(Beginning of Provided data)

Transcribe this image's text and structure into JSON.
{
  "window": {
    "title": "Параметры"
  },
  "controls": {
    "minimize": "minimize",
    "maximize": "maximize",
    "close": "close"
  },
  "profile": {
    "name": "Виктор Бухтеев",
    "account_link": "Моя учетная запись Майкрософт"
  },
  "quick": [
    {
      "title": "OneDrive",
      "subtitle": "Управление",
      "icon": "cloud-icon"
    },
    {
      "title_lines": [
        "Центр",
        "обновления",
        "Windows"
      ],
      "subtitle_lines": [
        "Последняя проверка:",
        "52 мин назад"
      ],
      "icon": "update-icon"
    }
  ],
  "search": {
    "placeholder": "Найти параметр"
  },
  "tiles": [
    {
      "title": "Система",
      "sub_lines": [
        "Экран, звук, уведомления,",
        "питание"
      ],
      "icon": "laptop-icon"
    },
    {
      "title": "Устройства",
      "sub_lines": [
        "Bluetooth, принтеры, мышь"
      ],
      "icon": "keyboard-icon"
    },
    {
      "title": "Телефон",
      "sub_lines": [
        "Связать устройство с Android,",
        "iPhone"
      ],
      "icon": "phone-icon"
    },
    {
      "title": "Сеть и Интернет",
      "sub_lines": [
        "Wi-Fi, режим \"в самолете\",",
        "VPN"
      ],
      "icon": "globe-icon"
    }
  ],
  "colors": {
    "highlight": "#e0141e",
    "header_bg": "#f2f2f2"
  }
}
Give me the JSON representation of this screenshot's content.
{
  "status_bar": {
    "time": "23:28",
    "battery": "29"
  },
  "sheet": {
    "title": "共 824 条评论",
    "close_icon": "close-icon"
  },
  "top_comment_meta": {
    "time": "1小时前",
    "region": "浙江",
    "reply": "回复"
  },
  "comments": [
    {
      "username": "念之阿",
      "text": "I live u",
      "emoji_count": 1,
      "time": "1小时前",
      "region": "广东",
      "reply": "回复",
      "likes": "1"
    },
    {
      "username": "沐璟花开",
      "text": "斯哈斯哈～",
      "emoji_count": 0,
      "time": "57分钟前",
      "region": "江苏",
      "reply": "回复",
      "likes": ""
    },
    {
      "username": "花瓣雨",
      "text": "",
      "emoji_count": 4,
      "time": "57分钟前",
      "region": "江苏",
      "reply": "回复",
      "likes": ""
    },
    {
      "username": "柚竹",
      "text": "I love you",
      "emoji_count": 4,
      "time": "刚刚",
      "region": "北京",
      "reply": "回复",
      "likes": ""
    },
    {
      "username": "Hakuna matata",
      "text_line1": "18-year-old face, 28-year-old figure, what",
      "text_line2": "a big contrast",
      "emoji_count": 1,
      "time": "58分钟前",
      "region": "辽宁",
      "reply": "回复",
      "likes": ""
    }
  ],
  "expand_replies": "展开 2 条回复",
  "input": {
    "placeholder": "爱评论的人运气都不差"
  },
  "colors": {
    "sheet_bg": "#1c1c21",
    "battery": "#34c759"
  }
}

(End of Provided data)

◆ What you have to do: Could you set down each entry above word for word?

◆ Final answer:
Transcribe this image's text and structure into JSON.
{
  "window": {
    "title": "Параметры"
  },
  "controls": {
    "minimize": "minimize",
    "maximize": "maximize",
    "close": "close"
  },
  "profile": {
    "name": "Виктор Бухтеев",
    "account_link": "Моя учетная запись Майкрософт"
  },
  "quick": [
    {
      "title": "OneDrive",
      "subtitle": "Управление",
      "icon": "cloud-icon"
    },
    {
      "title_lines": [
        "Центр",
        "обновления",
        "Windows"
      ],
      "subtitle_lines": [
        "Последняя проверка:",
        "52 мин назад"
      ],
      "icon": "update-icon"
    }
  ],
  "search": {
    "placeholder": "Найти параметр"
  },
  "tiles": [
    {
      "title": "Система",
      "sub_lines": [
        "Экран, звук, уведомления,",
        "питание"
      ],
      "icon": "laptop-icon"
    },
    {
      "title": "Устройства",
      "sub_lines": [
        "Bluetooth, принтеры, мышь"
      ],
      "icon": "keyboard-icon"
    },
    {
      "title": "Телефон",
      "sub_lines": [
        "Связать устройство с Android,",
        "iPhone"
      ],
      "icon": "phone-icon"
    },
    {
      "title": "Сеть и Интернет",
      "sub_lines": [
        "Wi-Fi, режим \"в самолете\",",
        "VPN"
      ],
      "icon": "globe-icon"
    }
  ],
  "colors": {
    "highlight": "#e0141e",
    "header_bg": "#f2f2f2"
  }
}
Give me the JSON representation of this screenshot's content.
{
  "status_bar": {
    "time": "23:28",
    "battery": "29"
  },
  "sheet": {
    "title": "共 824 条评论",
    "close_icon": "close-icon"
  },
  "top_comment_meta": {
    "time": "1小时前",
    "region": "浙江",
    "reply": "回复"
  },
  "comments": [
    {
      "username": "念之阿",
      "text": "I live u",
      "emoji_count": 1,
      "time": "1小时前",
      "region": "广东",
      "reply": "回复",
      "likes": "1"
    },
    {
      "username": "沐璟花开",
      "text": "斯哈斯哈～",
      "emoji_count": 0,
      "time": "57分钟前",
      "region": "江苏",
      "reply": "回复",
      "likes": ""
    },
    {
      "username": "花瓣雨",
      "text": "",
      "emoji_count": 4,
      "time": "57分钟前",
      "region": "江苏",
      "reply": "回复",
      "likes": ""
    },
    {
      "username": "柚竹",
      "text": "I love you",
      "emoji_count": 4,
      "time": "刚刚",
      "region": "北京",
      "reply": "回复",
      "likes": ""
    },
    {
      "username": "Hakuna matata",
      "text_line1": "18-year-old face, 28-year-old figure, what",
      "text_line2": "a big contrast",
      "emoji_count": 1,
      "time": "58分钟前",
      "region": "辽宁",
      "reply": "回复",
      "likes": ""
    }
  ],
  "expand_replies": "展开 2 条回复",
  "input": {
    "placeholder": "爱评论的人运气都不差"
  },
  "colors": {
    "sheet_bg": "#1c1c21",
    "battery": "#34c759"
  }
}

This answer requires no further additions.